At the beginning of the project was acquired an imported kit (Figure 84) with the following components: microcontroller Arduino Mega, shield Ramps 1.4, stepper motor drivers, LCD and MMI display (Human-Machine Interface) built, in addition to the extruder hot end. The Arduino Mega microcontroller is the brain of the system, stores all programming and connects directly with the RAMPS shield. The shield is responsible for connecting the devices that make up the system such as motor drivers, HMI, sensors, power system, heated table and hot end.
For the movement of the axes, the traditional NEMA 17 stepper motors were chosen.
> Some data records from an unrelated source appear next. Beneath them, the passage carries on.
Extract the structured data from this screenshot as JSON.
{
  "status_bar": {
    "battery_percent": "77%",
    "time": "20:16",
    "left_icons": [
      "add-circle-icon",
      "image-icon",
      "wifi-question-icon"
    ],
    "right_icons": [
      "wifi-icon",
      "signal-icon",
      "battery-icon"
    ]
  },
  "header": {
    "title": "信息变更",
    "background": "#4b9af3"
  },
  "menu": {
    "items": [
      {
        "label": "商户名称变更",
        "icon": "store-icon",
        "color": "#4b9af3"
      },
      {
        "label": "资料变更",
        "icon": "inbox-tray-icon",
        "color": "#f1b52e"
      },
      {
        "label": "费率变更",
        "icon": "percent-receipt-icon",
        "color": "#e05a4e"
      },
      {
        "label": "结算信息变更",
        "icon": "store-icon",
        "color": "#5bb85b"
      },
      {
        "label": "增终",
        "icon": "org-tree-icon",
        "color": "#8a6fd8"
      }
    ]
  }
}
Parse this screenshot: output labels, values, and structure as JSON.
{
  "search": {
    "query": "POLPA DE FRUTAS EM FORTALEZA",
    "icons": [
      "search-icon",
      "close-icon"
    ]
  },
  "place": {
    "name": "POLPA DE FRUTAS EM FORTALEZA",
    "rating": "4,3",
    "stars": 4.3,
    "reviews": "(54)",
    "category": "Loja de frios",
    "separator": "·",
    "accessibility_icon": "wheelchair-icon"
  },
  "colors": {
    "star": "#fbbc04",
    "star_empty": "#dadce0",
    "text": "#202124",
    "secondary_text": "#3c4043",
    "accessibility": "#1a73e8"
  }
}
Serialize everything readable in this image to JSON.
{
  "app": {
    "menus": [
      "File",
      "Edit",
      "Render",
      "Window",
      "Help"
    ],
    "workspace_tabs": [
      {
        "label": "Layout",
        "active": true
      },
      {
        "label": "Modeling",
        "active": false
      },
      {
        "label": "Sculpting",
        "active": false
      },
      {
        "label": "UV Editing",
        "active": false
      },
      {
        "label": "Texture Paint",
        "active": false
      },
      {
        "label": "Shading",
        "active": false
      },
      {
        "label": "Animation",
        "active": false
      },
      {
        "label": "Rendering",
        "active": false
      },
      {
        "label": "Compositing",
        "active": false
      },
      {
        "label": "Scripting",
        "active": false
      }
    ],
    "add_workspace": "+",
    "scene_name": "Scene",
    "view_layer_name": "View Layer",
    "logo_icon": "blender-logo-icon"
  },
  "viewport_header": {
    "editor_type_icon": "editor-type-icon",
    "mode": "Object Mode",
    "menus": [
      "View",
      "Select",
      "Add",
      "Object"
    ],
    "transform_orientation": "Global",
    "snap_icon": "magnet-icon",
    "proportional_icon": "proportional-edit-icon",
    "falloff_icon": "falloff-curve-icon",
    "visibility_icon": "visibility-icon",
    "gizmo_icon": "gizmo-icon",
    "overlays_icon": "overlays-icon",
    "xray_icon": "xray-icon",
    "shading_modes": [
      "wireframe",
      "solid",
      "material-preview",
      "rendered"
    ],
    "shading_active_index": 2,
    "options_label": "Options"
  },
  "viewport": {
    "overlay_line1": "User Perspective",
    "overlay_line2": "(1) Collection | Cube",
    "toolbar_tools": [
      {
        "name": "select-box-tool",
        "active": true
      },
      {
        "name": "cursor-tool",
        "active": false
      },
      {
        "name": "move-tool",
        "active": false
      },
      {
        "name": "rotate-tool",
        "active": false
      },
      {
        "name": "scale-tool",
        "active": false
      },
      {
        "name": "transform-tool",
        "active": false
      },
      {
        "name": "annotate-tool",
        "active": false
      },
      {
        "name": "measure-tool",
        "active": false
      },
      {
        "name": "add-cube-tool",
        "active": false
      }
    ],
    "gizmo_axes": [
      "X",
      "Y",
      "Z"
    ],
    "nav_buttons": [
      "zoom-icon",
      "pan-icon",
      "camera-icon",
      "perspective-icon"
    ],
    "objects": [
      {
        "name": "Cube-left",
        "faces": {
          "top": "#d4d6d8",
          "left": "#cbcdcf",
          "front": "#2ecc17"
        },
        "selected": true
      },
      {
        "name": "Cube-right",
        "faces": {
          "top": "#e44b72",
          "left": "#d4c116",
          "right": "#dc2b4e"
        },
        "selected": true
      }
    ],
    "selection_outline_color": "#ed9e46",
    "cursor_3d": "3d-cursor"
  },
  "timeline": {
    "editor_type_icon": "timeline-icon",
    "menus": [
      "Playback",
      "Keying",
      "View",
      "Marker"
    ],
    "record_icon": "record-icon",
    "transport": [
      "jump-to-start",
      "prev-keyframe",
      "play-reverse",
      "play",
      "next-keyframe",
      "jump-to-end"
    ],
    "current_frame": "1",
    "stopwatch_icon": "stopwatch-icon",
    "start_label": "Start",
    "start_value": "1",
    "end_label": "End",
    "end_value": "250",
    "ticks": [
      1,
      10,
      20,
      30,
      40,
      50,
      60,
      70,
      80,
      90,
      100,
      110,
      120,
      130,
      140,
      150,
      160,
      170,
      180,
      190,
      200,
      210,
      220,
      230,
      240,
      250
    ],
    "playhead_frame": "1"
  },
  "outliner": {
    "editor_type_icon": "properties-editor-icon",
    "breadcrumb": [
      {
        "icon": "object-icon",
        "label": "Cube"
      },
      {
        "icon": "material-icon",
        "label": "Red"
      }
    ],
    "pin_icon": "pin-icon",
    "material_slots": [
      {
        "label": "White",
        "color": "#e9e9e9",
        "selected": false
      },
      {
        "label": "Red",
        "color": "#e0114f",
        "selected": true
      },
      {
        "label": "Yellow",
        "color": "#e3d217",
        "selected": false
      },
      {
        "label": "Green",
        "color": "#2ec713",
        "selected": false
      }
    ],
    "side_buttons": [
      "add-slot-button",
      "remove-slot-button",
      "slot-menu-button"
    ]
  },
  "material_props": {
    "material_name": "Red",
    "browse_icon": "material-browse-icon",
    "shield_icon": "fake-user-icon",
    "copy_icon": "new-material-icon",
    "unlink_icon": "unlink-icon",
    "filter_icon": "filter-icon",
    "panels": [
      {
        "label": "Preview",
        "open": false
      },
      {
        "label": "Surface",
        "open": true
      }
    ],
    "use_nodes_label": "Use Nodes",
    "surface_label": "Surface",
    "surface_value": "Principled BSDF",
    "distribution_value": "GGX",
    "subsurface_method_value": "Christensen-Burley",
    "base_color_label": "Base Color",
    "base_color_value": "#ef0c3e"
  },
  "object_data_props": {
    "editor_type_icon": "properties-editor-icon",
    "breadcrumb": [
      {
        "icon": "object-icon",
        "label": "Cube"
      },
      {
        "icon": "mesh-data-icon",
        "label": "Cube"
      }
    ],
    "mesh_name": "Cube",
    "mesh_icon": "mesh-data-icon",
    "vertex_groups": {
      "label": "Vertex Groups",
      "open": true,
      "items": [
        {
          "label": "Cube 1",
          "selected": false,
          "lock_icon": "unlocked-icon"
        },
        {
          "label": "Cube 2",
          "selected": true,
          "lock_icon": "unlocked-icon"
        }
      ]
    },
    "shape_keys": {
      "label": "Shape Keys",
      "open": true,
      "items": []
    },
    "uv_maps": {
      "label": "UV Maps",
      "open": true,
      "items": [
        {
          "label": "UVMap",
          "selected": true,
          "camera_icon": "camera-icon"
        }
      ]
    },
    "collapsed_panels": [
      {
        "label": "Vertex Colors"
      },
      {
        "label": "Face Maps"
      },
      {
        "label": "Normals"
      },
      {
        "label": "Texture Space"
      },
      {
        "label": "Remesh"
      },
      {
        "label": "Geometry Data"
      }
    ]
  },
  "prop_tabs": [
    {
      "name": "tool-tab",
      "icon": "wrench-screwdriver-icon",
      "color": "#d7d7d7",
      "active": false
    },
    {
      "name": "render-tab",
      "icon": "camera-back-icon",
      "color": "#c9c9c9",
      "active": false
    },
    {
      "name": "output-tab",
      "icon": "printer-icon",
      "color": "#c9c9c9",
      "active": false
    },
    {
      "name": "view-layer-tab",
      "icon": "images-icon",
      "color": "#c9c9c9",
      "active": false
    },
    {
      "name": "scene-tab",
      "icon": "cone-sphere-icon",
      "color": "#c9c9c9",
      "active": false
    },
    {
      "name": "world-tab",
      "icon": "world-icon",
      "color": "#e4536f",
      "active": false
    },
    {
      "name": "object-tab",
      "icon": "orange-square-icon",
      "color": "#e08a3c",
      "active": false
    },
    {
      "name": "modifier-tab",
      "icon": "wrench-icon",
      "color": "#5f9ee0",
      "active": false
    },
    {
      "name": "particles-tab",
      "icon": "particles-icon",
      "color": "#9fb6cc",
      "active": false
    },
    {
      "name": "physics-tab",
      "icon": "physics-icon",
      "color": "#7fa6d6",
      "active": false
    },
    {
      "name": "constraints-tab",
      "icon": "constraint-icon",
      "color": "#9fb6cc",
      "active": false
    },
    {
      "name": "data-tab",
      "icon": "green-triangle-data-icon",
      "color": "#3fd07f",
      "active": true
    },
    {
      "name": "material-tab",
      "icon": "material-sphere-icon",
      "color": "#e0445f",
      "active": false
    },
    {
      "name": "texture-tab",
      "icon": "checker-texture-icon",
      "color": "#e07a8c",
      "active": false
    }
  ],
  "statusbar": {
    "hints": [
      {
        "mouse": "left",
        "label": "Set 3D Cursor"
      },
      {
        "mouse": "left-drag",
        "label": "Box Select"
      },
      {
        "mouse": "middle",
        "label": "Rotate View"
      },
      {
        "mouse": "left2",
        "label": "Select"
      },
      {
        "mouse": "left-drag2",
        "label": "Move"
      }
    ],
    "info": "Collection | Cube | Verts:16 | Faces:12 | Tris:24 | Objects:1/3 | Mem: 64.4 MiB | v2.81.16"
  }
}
In all been used 5: 1 NEMA 17 for the X axis, other for the Y axis, 2 motors for the Z axis and 1 motor for the extruder (moving the filament).
The MMI (Man-Machine Interface) makes control of the system by the user without the connected computer, it reads the schedule contained in the microcontroller. The MMI shows real-time throughout the course of printing, temperatures control, moves the axle, etc.
For the filament extrusion, we decided to purchase an extruder with hot end already coupled and we fix on the car axis X. We also acquired a heated table (PCB Heatbed MK2B Dual Power - standard RepRap), which make the balance temperatures for printing an object.
For voltage control and system power, we acquired a switching power supply of 12 V.
Step 6: Programming Developed
In programming, we chose the Marlin firmware, open source, which makes the management and control of devices incorporating the equipment. So we downloaded all the code and import on the Arduino software, Arduino IDE. The Marlin is inserted in the Arduino memory, which uses a ATMEGA 2560 microcontroller to process this and put firmware running the machine as a whole. Marlin is programmed in C / C ++ language and uses libraries, which allow to create multiple separate codes that can be subsequently integrated in order to perform a more complex function. The main Marlin code is in the image below, it works with several libraries and indexed codes. The set of files that make up the Marlin can also be given below.
To create the G code, responsible for generating the print run, chose the Slic3r software. It performs the import of 3D file in STL format and generates a print run, allowing configuration settings (layer height, temperature control, print speeds, brim adjustments, raft, fill options and others).
Step 7: “Wester3D” Creation
As guidance of Professor Walter Mikos, create a web page in order to gather all the information about the project, including photos, project updates, some new features in relation to Printing 3D. All of this content can be checked via the website: https://wester3d.wordpress.com/. The project name was chosen by joining the surnames of responsible students (Westphal and Greber). With the choice of the 3D printer name, a logo identifying the developed equipment and giving a product aspect that can be marketed in the future.
Step 8: Results and Approval
After completion and assembly Wester3D printer, we did some tests printing with some hubs and flanges to analyze print quality and were very pleased with the results.
With the machine in full operation, we completed our graduation with the approval of teachers in banking and still guarantee some keychains for those who were present at our final presentation.
Thanks a lot!
Participated in the
3D Printing Contest 2016